Find the word "Settings" in the records below. List each line containing it.

__DATA EXTRACT__:
= = = = = = =

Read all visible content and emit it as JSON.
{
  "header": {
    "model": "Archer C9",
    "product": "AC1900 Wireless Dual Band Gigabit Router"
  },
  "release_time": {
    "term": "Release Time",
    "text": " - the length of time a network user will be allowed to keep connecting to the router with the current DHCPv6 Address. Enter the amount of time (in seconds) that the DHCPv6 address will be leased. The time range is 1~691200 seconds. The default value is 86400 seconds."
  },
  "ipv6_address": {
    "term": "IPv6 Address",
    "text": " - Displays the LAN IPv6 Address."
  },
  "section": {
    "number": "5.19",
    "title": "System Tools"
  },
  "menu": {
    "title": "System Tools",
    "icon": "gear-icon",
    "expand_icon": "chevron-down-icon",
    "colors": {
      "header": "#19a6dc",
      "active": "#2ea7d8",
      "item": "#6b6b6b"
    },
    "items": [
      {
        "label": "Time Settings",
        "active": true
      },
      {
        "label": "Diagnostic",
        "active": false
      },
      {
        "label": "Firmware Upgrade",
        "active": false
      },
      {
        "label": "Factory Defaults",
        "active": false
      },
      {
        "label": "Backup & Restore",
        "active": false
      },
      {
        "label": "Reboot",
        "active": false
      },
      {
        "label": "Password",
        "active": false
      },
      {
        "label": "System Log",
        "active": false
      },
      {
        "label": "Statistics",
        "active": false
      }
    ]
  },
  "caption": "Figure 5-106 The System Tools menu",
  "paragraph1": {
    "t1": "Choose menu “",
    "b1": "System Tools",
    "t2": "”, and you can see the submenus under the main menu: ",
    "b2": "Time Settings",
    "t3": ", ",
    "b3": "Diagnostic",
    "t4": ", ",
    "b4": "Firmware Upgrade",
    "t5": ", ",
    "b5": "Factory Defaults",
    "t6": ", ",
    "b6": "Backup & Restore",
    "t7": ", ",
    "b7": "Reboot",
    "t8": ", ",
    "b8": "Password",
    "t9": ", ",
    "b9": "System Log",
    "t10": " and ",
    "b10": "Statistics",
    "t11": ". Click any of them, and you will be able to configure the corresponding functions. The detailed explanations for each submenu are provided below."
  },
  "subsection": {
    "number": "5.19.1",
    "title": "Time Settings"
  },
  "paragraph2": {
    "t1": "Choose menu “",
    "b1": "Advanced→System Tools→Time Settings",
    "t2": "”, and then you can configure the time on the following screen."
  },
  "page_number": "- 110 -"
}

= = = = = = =

__FINISHED EXERCISE__:
        "label": "Time Settings",
    "b2": "Time Settings",
    "title": "Time Settings"
    "b1": "Advanced→System Tools→Time Settings",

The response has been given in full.